On an average, an individual consumes close to 35 tons of food during a lifetime. Given this, it is only natural that your digestive system undergoes a little wear and tear with age. The extent of this wearing out depends a lot on the types of food consumed, the frequency of food consumption, physical exercise as well as water intake.
The twilight years of your life can bring a host of digestive problems with it, if not given due attention.
As you grow older, it is not just the joints and muscles that cause problems. A very common complaint among older folks is of constant constipation. It is mostly caused by poor diet, insufficient water intake and lack of exercise. The digestive system slows down naturally owing to deteriorating muscle tones of the body, eventually absorbing more water from the food and leading to constipation.
The cause for constant heartburn can be medication or even improper meal timings. Older people are advised to have early dinners and avoid excess of fast food or fried food to avoid heartburn.
Ulcers are small boils on the lining of the stomach, mostly caused by a lot of acidic food consumption. They cause loss of appetite and weight loss. These ulcers can cause shooting pains in your stomach intermittently, and in some cases, even vomiting. They are more common among those who have diabetes or take multiple medicines.
Although some of the adverse effects of aging are inevitable, there are some ways you can reduce the risk of severe digestive problems.
For those who are not active or hardly step outside the house, it is natural to feel less thirsty. However this can lead to insufficient water intake needed for efficient digestion and distribution of nutrients.
Your diet requirements not only change with age, but also with the level of physical activity. As you grow older, physical activity levels dip, storing more fat in the body. Hence, it is advised to reduce fat and sugar intake. You can consult a nutritionist for a list of healthy foods and portions that suit your age and daily routine. More fibers and less carbs are a good starting point.
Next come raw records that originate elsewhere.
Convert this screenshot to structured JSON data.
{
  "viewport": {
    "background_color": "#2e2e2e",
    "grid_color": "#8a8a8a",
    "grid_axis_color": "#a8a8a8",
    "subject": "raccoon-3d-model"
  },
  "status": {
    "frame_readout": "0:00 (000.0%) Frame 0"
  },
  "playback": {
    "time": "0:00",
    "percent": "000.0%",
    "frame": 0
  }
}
Short walks in the morning and evening keep your body agile and healthy. It also helps in digesting your food better and regularizing bowel movements.
Keeping these routines in check will not only make you feel better, but also keep unwanted medication out of your system.